Excerpts from a dataset:
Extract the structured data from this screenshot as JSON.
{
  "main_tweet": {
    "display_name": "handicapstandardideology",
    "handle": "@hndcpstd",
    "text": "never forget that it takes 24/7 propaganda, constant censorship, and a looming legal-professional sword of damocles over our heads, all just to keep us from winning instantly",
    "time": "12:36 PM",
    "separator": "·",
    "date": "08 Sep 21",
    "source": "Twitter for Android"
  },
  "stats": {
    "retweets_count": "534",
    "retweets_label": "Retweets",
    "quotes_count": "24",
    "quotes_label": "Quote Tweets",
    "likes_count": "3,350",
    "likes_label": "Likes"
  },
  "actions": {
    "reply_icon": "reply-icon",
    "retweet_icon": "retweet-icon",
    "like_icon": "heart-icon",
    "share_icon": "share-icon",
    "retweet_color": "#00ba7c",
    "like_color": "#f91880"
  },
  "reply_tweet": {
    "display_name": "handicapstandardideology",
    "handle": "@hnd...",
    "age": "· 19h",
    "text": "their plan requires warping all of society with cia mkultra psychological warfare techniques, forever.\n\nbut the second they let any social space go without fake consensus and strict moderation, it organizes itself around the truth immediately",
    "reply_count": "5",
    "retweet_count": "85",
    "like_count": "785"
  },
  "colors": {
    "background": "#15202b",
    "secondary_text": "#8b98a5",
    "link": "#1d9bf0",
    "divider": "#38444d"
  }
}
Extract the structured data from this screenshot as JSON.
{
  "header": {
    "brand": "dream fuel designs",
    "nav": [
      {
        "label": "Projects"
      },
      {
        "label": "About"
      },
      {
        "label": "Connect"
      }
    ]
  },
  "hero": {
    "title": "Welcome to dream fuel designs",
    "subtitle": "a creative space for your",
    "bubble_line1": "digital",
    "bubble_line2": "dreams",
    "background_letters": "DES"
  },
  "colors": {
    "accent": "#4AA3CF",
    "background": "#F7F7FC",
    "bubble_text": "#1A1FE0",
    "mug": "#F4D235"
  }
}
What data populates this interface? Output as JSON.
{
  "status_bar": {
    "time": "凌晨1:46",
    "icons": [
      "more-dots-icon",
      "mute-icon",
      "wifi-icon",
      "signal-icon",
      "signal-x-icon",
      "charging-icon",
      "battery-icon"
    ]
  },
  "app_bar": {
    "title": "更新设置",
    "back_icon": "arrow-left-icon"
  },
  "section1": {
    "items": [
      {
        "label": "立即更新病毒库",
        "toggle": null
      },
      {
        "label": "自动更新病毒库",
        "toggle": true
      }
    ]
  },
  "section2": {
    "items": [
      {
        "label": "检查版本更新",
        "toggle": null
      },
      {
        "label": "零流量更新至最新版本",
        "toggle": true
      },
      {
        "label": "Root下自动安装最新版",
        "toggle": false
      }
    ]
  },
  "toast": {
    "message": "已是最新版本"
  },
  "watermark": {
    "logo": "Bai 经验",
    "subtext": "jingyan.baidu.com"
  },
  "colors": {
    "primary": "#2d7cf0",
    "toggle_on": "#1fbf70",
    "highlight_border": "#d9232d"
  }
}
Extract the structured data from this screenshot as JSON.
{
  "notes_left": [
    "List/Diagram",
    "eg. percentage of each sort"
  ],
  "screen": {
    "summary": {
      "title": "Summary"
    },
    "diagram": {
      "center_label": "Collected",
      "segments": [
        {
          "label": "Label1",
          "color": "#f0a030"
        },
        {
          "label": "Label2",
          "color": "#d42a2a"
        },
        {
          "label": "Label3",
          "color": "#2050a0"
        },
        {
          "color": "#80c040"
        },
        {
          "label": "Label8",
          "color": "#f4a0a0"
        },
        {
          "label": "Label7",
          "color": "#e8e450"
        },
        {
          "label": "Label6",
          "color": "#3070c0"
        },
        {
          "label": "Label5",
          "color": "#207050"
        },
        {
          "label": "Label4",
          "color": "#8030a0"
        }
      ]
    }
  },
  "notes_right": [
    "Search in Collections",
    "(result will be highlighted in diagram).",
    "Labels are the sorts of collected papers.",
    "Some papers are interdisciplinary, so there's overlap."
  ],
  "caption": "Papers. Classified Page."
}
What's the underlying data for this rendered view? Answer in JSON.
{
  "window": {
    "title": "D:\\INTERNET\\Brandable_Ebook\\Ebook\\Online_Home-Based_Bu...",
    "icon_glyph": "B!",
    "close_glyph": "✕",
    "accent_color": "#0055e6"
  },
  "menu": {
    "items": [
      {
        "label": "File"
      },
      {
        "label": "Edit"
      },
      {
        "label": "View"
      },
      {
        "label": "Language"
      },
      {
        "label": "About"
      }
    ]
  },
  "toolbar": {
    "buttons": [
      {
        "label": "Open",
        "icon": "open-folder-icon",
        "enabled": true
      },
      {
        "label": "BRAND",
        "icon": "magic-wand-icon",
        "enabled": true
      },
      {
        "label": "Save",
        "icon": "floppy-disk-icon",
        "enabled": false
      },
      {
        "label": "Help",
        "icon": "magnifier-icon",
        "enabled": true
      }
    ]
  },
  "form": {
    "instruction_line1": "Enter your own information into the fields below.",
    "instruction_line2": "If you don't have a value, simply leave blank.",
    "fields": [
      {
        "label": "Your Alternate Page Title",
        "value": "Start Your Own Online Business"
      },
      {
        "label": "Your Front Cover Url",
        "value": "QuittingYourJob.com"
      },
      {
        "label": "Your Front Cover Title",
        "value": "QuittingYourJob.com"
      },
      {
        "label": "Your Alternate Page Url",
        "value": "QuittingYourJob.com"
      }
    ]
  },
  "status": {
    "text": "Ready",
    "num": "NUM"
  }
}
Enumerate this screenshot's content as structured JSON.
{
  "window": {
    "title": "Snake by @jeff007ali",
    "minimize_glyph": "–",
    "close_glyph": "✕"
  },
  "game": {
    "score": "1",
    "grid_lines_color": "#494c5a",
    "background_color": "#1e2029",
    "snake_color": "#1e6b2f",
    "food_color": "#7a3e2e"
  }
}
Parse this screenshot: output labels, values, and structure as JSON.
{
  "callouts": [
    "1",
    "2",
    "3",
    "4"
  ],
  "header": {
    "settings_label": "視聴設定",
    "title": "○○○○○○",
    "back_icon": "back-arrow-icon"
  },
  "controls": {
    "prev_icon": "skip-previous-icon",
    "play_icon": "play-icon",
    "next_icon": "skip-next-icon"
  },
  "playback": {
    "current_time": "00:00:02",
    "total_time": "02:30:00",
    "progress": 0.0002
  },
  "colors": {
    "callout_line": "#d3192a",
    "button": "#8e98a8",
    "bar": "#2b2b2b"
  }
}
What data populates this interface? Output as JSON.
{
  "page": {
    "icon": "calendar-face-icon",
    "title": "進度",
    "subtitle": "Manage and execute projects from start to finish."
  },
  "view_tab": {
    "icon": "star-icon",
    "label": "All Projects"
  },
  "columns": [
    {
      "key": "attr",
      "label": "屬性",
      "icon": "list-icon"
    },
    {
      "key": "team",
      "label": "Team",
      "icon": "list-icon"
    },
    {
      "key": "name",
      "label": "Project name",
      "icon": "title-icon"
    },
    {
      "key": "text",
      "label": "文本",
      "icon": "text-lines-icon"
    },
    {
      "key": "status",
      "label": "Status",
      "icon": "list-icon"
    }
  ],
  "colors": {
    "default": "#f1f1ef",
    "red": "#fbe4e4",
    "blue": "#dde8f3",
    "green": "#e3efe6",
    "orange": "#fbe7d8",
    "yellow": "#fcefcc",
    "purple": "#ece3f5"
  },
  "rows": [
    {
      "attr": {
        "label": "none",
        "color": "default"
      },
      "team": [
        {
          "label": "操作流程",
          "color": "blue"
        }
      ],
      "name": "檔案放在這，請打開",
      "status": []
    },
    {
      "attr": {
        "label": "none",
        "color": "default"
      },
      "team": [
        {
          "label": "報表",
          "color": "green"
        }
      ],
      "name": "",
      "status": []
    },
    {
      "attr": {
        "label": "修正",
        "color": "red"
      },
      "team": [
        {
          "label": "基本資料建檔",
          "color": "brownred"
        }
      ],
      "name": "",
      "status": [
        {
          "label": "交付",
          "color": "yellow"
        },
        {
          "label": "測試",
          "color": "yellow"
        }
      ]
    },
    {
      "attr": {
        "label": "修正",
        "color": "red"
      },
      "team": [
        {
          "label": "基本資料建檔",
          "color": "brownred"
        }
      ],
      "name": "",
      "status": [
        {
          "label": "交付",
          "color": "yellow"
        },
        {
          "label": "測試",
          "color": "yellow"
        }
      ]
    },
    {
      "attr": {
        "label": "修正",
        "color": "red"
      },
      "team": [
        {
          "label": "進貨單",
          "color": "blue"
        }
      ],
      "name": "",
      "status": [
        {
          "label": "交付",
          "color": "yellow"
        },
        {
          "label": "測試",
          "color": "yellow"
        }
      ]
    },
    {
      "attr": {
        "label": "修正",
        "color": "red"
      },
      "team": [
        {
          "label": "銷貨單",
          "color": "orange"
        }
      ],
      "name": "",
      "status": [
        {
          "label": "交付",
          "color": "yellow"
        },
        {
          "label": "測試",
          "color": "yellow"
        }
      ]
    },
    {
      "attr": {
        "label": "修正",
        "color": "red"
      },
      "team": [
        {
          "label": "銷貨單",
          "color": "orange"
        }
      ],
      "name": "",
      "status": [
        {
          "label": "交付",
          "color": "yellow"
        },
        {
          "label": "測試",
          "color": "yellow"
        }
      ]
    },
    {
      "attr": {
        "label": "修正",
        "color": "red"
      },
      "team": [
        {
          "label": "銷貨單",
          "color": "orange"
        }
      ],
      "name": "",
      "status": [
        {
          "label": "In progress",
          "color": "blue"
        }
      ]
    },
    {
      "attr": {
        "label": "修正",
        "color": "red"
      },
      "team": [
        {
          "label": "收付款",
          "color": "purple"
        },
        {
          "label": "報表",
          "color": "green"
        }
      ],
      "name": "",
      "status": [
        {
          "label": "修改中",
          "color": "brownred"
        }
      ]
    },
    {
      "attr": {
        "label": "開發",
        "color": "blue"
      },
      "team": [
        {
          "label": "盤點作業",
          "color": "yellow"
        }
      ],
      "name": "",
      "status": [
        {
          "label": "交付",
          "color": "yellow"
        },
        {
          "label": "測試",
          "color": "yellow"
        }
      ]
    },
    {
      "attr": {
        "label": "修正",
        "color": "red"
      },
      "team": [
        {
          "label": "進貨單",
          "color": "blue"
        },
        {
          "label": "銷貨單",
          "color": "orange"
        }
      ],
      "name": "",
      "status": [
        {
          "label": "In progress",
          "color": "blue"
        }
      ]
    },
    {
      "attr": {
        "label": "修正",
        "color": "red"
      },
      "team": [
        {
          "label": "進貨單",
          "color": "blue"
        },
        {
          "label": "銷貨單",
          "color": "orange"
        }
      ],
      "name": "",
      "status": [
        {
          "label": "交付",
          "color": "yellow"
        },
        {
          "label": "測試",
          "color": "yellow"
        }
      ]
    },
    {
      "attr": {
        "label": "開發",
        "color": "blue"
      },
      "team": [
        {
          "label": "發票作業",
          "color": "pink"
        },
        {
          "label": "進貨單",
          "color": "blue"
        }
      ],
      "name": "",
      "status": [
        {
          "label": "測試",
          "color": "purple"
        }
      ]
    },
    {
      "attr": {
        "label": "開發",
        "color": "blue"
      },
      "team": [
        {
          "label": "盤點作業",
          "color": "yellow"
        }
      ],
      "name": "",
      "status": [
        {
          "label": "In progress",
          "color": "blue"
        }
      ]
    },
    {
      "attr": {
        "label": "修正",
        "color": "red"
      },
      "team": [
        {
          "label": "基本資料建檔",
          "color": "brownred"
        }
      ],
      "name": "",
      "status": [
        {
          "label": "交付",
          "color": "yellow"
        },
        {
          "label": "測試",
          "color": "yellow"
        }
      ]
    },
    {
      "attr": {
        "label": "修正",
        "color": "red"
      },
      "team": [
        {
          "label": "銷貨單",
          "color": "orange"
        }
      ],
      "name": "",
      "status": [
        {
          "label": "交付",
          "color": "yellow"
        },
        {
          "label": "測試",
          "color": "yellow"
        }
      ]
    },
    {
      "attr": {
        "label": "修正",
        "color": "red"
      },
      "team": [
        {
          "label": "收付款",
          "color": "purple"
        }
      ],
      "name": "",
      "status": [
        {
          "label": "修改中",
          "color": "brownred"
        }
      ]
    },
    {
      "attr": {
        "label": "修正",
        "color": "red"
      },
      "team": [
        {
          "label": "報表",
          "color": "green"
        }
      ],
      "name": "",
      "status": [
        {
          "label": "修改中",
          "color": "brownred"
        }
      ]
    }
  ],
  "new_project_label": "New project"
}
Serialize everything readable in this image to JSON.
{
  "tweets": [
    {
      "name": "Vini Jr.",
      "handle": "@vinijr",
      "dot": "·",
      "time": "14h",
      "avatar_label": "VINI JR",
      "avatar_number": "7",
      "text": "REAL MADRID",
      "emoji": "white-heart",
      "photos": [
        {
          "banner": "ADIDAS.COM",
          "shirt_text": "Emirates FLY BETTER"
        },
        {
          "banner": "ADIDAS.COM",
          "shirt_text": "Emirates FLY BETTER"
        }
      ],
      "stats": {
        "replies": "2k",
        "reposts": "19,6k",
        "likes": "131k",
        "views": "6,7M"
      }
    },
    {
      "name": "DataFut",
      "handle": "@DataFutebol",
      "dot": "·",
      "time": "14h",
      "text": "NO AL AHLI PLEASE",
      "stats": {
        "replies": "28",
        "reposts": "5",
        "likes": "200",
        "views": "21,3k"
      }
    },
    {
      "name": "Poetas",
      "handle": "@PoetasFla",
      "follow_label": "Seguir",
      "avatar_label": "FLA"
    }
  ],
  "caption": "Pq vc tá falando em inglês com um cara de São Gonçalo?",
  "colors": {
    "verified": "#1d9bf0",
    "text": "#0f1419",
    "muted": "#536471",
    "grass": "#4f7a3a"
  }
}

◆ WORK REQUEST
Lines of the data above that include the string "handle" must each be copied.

◆ ANSWER TO THIS EXERCISE
    "handle": "@hndcpstd",
    "handle": "@hnd...",
      "handle": "@vinijr",
      "handle": "@DataFutebol",
      "handle": "@PoetasFla",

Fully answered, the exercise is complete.